## [Required action]
Produce the same data once more, line for line.

## [Material to process]
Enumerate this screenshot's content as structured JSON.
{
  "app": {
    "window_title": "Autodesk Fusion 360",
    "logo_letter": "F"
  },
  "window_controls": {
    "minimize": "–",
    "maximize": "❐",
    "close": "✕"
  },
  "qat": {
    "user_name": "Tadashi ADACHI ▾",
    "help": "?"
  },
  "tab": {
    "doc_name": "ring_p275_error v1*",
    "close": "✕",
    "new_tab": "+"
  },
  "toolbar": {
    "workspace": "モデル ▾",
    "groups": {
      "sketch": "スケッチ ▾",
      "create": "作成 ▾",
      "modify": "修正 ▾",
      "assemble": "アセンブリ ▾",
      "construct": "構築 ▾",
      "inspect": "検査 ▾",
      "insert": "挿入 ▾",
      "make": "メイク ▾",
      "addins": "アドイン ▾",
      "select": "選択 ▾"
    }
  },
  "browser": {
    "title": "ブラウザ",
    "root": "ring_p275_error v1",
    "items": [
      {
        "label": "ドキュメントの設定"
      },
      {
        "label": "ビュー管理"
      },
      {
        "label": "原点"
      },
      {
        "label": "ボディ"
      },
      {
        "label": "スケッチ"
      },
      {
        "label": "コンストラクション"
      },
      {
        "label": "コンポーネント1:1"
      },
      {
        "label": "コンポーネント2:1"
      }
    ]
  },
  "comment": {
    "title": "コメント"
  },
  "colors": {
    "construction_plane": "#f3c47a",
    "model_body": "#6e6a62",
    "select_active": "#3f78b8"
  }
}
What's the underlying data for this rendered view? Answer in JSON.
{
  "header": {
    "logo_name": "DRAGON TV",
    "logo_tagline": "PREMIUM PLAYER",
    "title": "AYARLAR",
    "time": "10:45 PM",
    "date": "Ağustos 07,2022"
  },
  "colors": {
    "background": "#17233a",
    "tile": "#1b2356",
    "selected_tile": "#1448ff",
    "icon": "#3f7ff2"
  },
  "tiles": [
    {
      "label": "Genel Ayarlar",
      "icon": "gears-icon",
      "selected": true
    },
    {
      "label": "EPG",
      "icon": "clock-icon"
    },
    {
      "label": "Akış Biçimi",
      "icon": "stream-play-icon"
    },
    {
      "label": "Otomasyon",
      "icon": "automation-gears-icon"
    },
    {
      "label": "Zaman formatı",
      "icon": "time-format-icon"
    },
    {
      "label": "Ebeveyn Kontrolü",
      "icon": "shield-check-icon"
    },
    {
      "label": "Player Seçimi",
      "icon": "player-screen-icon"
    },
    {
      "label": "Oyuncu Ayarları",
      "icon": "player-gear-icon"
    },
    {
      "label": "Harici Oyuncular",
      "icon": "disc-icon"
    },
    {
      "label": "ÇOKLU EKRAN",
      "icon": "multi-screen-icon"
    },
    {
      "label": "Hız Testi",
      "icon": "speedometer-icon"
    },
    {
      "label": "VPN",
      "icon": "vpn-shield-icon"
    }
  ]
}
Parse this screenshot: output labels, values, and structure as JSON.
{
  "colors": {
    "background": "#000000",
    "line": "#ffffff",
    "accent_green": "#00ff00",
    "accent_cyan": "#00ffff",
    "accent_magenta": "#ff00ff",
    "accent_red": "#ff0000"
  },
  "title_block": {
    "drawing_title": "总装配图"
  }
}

## [Final answer]
Enumerate this screenshot's content as structured JSON.
{
  "app": {
    "window_title": "Autodesk Fusion 360",
    "logo_letter": "F"
  },
  "window_controls": {
    "minimize": "–",
    "maximize": "❐",
    "close": "✕"
  },
  "qat": {
    "user_name": "Tadashi ADACHI ▾",
    "help": "?"
  },
  "tab": {
    "doc_name": "ring_p275_error v1*",
    "close": "✕",
    "new_tab": "+"
  },
  "toolbar": {
    "workspace": "モデル ▾",
    "groups": {
      "sketch": "スケッチ ▾",
      "create": "作成 ▾",
      "modify": "修正 ▾",
      "assemble": "アセンブリ ▾",
      "construct": "構築 ▾",
      "inspect": "検査 ▾",
      "insert": "挿入 ▾",
      "make": "メイク ▾",
      "addins": "アドイン ▾",
      "select": "選択 ▾"
    }
  },
  "browser": {
    "title": "ブラウザ",
    "root": "ring_p275_error v1",
    "items": [
      {
        "label": "ドキュメントの設定"
      },
      {
        "label": "ビュー管理"
      },
      {
        "label": "原点"
      },
      {
        "label": "ボディ"
      },
      {
        "label": "スケッチ"
      },
      {
        "label": "コンストラクション"
      },
      {
        "label": "コンポーネント1:1"
      },
      {
        "label": "コンポーネント2:1"
      }
    ]
  },
  "comment": {
    "title": "コメント"
  },
  "colors": {
    "construction_plane": "#f3c47a",
    "model_body": "#6e6a62",
    "select_active": "#3f78b8"
  }
}
What's the underlying data for this rendered view? Answer in JSON.
{
  "header": {
    "logo_name": "DRAGON TV",
    "logo_tagline": "PREMIUM PLAYER",
    "title": "AYARLAR",
    "time": "10:45 PM",
    "date": "Ağustos 07,2022"
  },
  "colors": {
    "background": "#17233a",
    "tile": "#1b2356",
    "selected_tile": "#1448ff",
    "icon": "#3f7ff2"
  },
  "tiles": [
    {
      "label": "Genel Ayarlar",
      "icon": "gears-icon",
      "selected": true
    },
    {
      "label": "EPG",
      "icon": "clock-icon"
    },
    {
      "label": "Akış Biçimi",
      "icon": "stream-play-icon"
    },
    {
      "label": "Otomasyon",
      "icon": "automation-gears-icon"
    },
    {
      "label": "Zaman formatı",
      "icon": "time-format-icon"
    },
    {
      "label": "Ebeveyn Kontrolü",
      "icon": "shield-check-icon"
    },
    {
      "label": "Player Seçimi",
      "icon": "player-screen-icon"
    },
    {
      "label": "Oyuncu Ayarları",
      "icon": "player-gear-icon"
    },
    {
      "label": "Harici Oyuncular",
      "icon": "disc-icon"
    },
    {
      "label": "ÇOKLU EKRAN",
      "icon": "multi-screen-icon"
    },
    {
      "label": "Hız Testi",
      "icon": "speedometer-icon"
    },
    {
      "label": "VPN",
      "icon": "vpn-shield-icon"
    }
  ]
}
Parse this screenshot: output labels, values, and structure as JSON.
{
  "colors": {
    "background": "#000000",
    "line": "#ffffff",
    "accent_green": "#00ff00",
    "accent_cyan": "#00ffff",
    "accent_magenta": "#ff00ff",
    "accent_red": "#ff0000"
  },
  "title_block": {
    "drawing_title": "总装配图"
  }
}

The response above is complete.